• _Directions_
Which lines below contain "this"? Copy every one of them.

[Records from a data source]
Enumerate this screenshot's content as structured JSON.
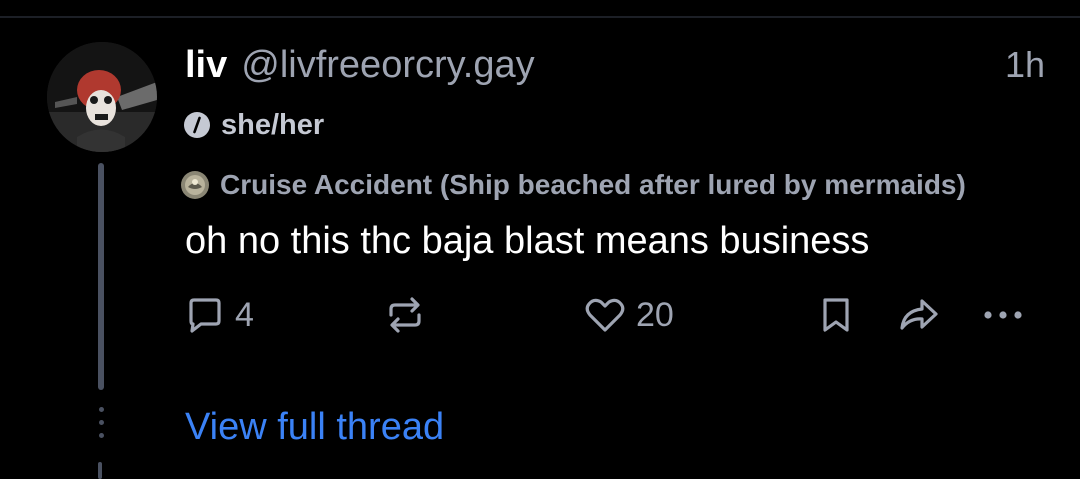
{
  "post": {
    "author": {
      "display_name": "liv",
      "handle": "@livfreeorcry.gay",
      "pronouns": "she/her",
      "avatar_icon": "avatar-skull-face"
    },
    "timestamp": "1h",
    "label": {
      "icon": "label-badge-icon",
      "text": "Cruise Accident (Ship beached after lured by mermaids)"
    },
    "text": "oh no this thc baja blast means business",
    "actions": {
      "reply_count": "4",
      "repost_count": "",
      "like_count": "20"
    }
  },
  "thread": {
    "view_full_label": "View full thread"
  },
  "colors": {
    "background": "#000000",
    "text_primary": "#ffffff",
    "text_secondary": "#9ea4b2",
    "link": "#3b82f6",
    "thread_line": "#4a5161"
  }
}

• _Problem solution_
Enumerate this screenshot's content as structured JSON.
    "text": "oh no this thc baja blast means business",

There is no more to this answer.